throw money and shards of the Bill of Rights at the
specter of terrorism.
Some of our elected leaders predict a gloomy future
The for freedom.
D I ,1- "We're in a new
ULc4 v 1. ; world where we have to
Pa Marebalance freedom and
By Paul McMasters security," said House
Democratic Minority Leader Richard A. Gephardt, D-Mo.
"We're not going to have all the openness and freedom we have
had." Senate Minority Leader Trent Lott, R-Miss., repeated the
warning: "When you're in this type of conflict, when you're at
war, civil liberties are treated differently." Even staunch First
Amendment advocates, haunted by the devastation in New York
City, near Washington, D.C., and the Pennsylvania countryside,
are tempted to temporize in the face of insistent calls to
suspend or re-examine our commitment to civil liberties.
The First Amendment fallout commenced within hours of the
airplanes crashing into their targets. FBI agents fanned out to
persuade Internet firms and service providers to hook up e-mail
sniffing software to monitor private citizens' e-mail. While the
desire to marshal all resources is understandable, there are
serious consequences for private speech and public discourse
when ordinary citizens fear that law enforcement officials with
broad powers to investigate and detain are listening in.
Government officials and policymakers immediately called
for measures that would chill public discourse, disrupt reporting
by the press, and interrupt the flow of information to the public.
They want an expansion of law enforcement powers to spy on
telephone and Internet traffic, to restrict the use of Internet
encryption products that thwart online monitoring of private
e-mail, to slow down and divert funds from the declassification
of secrets, and to force public libraries to reveal information
about patrons' use of their computers.
In Congress, prospects brightened for several troubling
measures, including: The Cyber Security Information Act, which
among other things would blow a gaping hole in the Freedom of

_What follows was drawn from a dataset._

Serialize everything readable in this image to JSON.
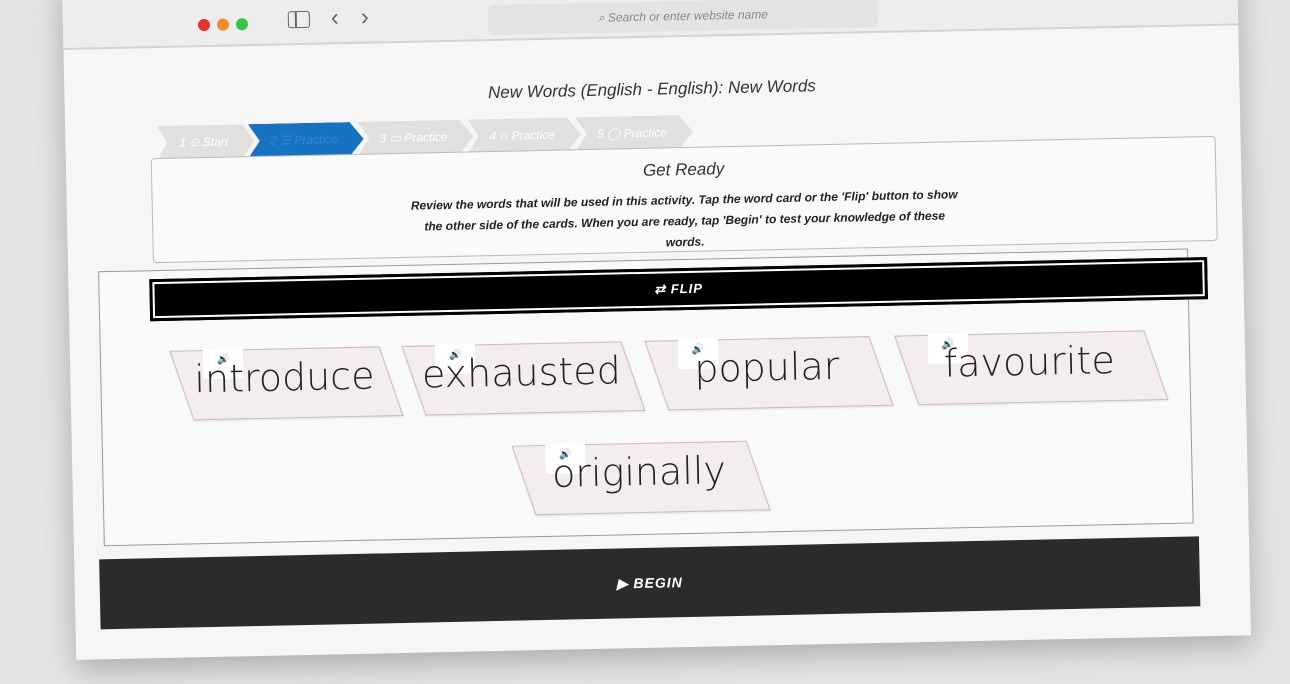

Information Act. Anti-leaks legislation, dubbed the "official
secrets acts" by those who are deeply concerned about
its impact on speech and the press and the flow of
critical information to the public. The Flag Desecration
Act, which would for the first time in the history of our
nation amend the First Amendment to prohibit burning
the flag as a form of political dissent. It would be
foolish to dismiss such developments as mere nibbling
at the edges of our rights. In fact, each nibble
diminishes our commitment to freedom and the
principles that distinguish our way of life from all others.
In such an atmosphere, voices of dissent grow silent, probing
questions by the press are viewed as unpatriotic and subversive,
and whistleblowers inside government with vital information are
quieted. In such an atmosphere, propaganda, rumor and paranoia
fester and infect. In such an atmosphere, citizens are denied
their place as full partners in their own governance.
By suspending some of our most precious principles, the
risk becomes not just terrorists whose hearts have grown rancid
with hate but also a citizenry whose hearts are filled with fear.
There are things we can and should be doing rather than
joining the stampede to ditch our rights. As columnist Thomas
Friedman put it: "We have to fight the terrorists as if there were
no rules and preserve our open society as if there were no
terrorists." As much as we wish to be safe forever from the
horrors of last week, we simply cannot protect freedom by
forsaking freedom. As much as we want relief from this time of
national duress, we simply cannot make ourselves more secure
by making fundamental freedoms less secure.
What an affront to the courage and heroism shown by those
who gave their lives in rescue efforts or in forcing hijackers
into a crash if we give in easily to fear or panic.
Fire from the skies and hatred from afar caused human
carnage and suffering at an unthinkable level. They dealt
terrifying blows to our financial institutions, our transportation
and communications systems, our political and military nerve
centers, and to a nation's sense of self and security.
Do we really want to add constitutional freedoms to that
sorrowful list of casualties?
Paul McMasters is the First Amendment Ombudsman
with The Freedom Forum foundation. A !,. ri,,,. version of
his column is available at http://www.freedomforum.org.